Ways to avoid posture and exercise issues:

  • Assess your body alignment at your workspace: If you spend many hours looking at the computer, make sure it's properly aligned so you don't have a tendency to slouch. The computer screen should be situated just below eye level so you can comfortably view it without hunching forward. Make sure your chair properly supports your back and can be adjusted to the correct height.

  • Get a standing desk or take standing breaks: If you sit for long periods of time during the day, take regular breaks (about every hour) to stand, stretch, or walk around. This avoids having tense muscles for many hours at a time and promotes proper bloodflow.

  • Exercise regularly: If you don't naturally lead an active lifestyle, regular exercise is extremely important. Find a workout routine you can stick with that works your muscles and tests your endurance at least 3 times a week.



Disposal of electronics


Finally, we must discuss electronics disposal. The use of electronic devices can have impacts on our health even after we are done using them. Electronics contain many different kinds of metals and chemicals that need to be disposed of properly. When we discard our old devices carelessly, toxic chemicals can end up leaking into the environment. This not only disrupts natural ecosystems, but chemicals can end up in our water systems as well, or polluting our air and food.


Check out our full guide to discarding your electronic devices. Here are a few quick tips on disposing of tech:

  • One man's trash is another man's treasure: Always try to sell your old electronics before throwing them away. This a great way to make some of your money back and be more eco-friendly.

  • Donate it: If you can't sell the device, try taking it to a donation center. This ensures that someone else will get some use out of the device before it is discarded.

  • Recycle: Take the device to the manufacturer. Many large manufacturers and tech companies like Apple and Best Buy offer recycling programs for old tech. Alternatively, find an electronics recycling center near you to take the rest of your devices.

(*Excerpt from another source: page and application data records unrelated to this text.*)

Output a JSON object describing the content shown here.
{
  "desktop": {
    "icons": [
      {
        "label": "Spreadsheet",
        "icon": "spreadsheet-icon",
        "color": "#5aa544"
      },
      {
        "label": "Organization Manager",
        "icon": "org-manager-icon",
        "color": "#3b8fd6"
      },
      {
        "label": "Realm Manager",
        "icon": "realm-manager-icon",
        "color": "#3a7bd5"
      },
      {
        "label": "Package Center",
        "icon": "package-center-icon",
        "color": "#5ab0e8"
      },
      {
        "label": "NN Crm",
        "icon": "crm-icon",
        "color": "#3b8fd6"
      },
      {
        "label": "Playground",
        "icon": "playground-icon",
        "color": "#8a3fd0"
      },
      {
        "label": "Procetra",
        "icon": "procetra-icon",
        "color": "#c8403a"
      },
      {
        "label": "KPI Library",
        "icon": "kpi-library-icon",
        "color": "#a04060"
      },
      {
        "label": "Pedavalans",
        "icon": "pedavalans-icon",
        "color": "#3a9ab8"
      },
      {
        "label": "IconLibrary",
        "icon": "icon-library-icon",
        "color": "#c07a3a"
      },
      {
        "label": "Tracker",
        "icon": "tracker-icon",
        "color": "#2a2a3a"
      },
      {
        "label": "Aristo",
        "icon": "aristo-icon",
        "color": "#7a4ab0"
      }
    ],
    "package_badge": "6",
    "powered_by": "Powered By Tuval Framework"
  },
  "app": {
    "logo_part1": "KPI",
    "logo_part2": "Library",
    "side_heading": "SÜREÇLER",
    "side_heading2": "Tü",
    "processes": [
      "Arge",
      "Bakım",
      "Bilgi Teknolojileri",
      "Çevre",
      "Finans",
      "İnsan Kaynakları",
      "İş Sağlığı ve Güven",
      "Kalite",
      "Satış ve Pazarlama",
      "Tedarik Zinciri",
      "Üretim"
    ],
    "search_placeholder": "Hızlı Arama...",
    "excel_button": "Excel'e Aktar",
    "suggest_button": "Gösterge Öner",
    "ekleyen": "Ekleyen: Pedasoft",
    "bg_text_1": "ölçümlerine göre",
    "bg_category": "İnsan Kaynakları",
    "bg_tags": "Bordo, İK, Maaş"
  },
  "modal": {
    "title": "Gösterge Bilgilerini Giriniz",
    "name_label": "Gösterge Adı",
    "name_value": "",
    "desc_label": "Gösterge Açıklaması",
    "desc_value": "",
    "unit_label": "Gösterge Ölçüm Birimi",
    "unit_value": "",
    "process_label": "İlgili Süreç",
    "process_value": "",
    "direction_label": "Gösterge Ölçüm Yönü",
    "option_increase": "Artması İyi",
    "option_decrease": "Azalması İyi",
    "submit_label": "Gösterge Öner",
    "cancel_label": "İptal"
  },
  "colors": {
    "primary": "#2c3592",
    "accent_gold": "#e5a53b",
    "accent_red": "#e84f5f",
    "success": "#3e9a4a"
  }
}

We all love our tech, and we don't plan on stopping the use of electronic devices any time soon. So, keep these tips in mind and practice safe tech usage, for your health and for the planet's health!